People opposed to transgender rights resurrect the not-natural panic defense. You know the one.
Sometime back in the late 90s I realized I had privilege and did not have privilege.
In 1688, nearly one years before the founding fathers codified slavery in the United States Constitution, four men, in the then colony of Pennsylvania, formally protested slavery.
Paris exists as a city of wild contradictions.
Versailles, the Louvre, Chanel, Monet, Manet, Haute Couture arises from the same sidewalks upon which thriving piles of dog dung live.
Some of them reside in Paris’ 1st Arrondissement, home to the Louvre, the Ritz and Place de la Concorde. Money and dog poo together.
The trash and now constant stream of pedestrians ogling their phones like bar denizens at 2 am and dog dung can frustrate.
But then Paris does what only Paris can do: Reward your side-stepping-dog-dung efforts with a magnificent – and often humble – gesture. The way the sun casts a shadow across an old boulangerie, a jaw-dropping sculpture tucked into a tiny park not found on any map, a woman dancing to a flamenco guitarist in Montmartre.

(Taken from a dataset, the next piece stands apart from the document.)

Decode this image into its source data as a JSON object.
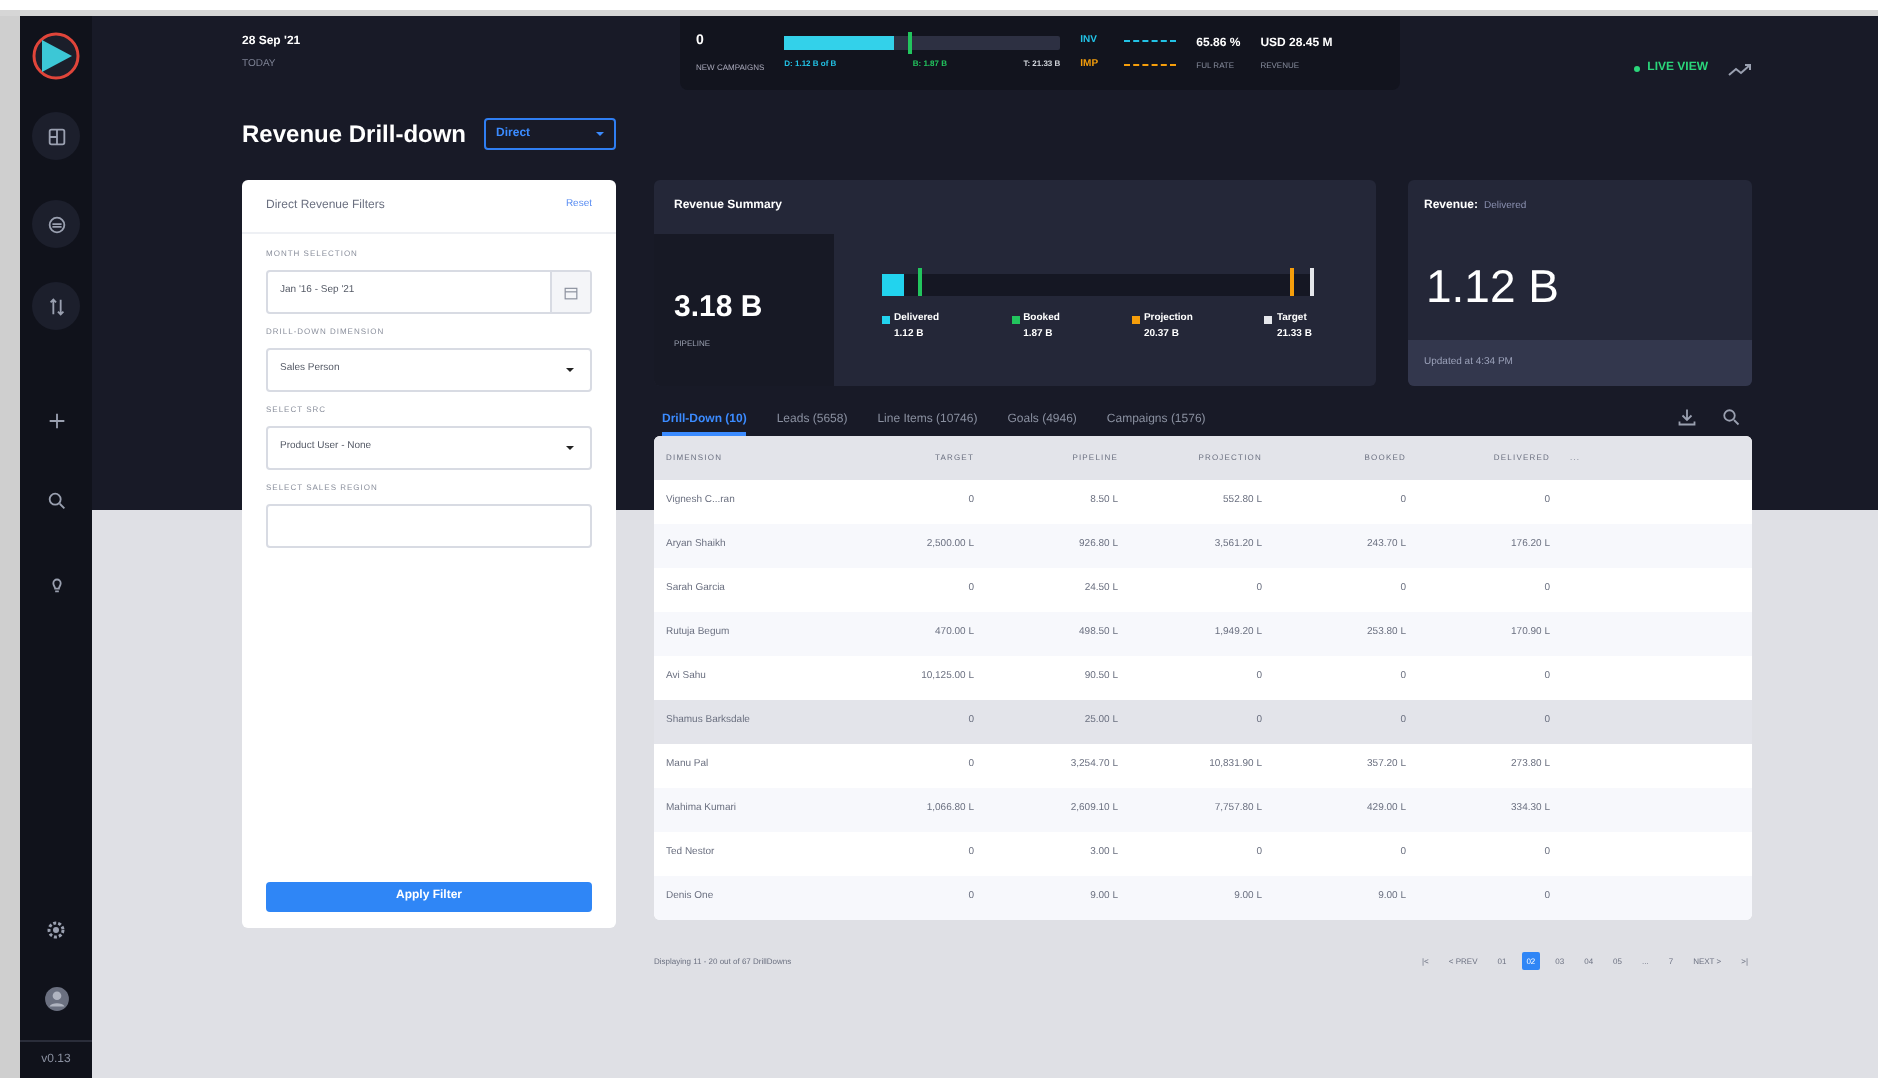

The profane and the sublime together, two sides of the same thing.
An exquisite leg of duck roasted just so can only be exquisite because it’s not dog dung or trash or iPhone oglers.
Conversely trash and dog piles can only be nasty and stinking and fear-inducing because they aren’t exquisite nor refined nor symbols of wealth.
One must have the other.
I was reminded on my last trip to Paris how good and evil live within one another; and how we’ve all co-created Donald Trump. This sounds like heresy, I know.
We’ve made a blood-sport out of proving how vastly inhuman Trump is, at least as compared to us.
But we’ve all lied, blustered, bullied, engaged in degrading/unthinking/stupid behaviors against classes of people different from us, denied personal responsibility and culpability. All of it. We’ve all done all of it at some point in our lives.
These actions writ large and into the Presidency of the United States do terrify me. Yet making Trump somehow different from me, like making the dog dung into some existential travesty, solves nothing and serves no one.
A country that enshrined slavery and the disenfranchisement of women in its founding document will occasionally throw out a Trump.
It’s good to be reminded of who we are and where we came from.
If we believe we are Versailles or Manet or that exquisite leg of roasted duck, it’s good to remember we need some dung in our lives to prop us up and make us shine a little brighter.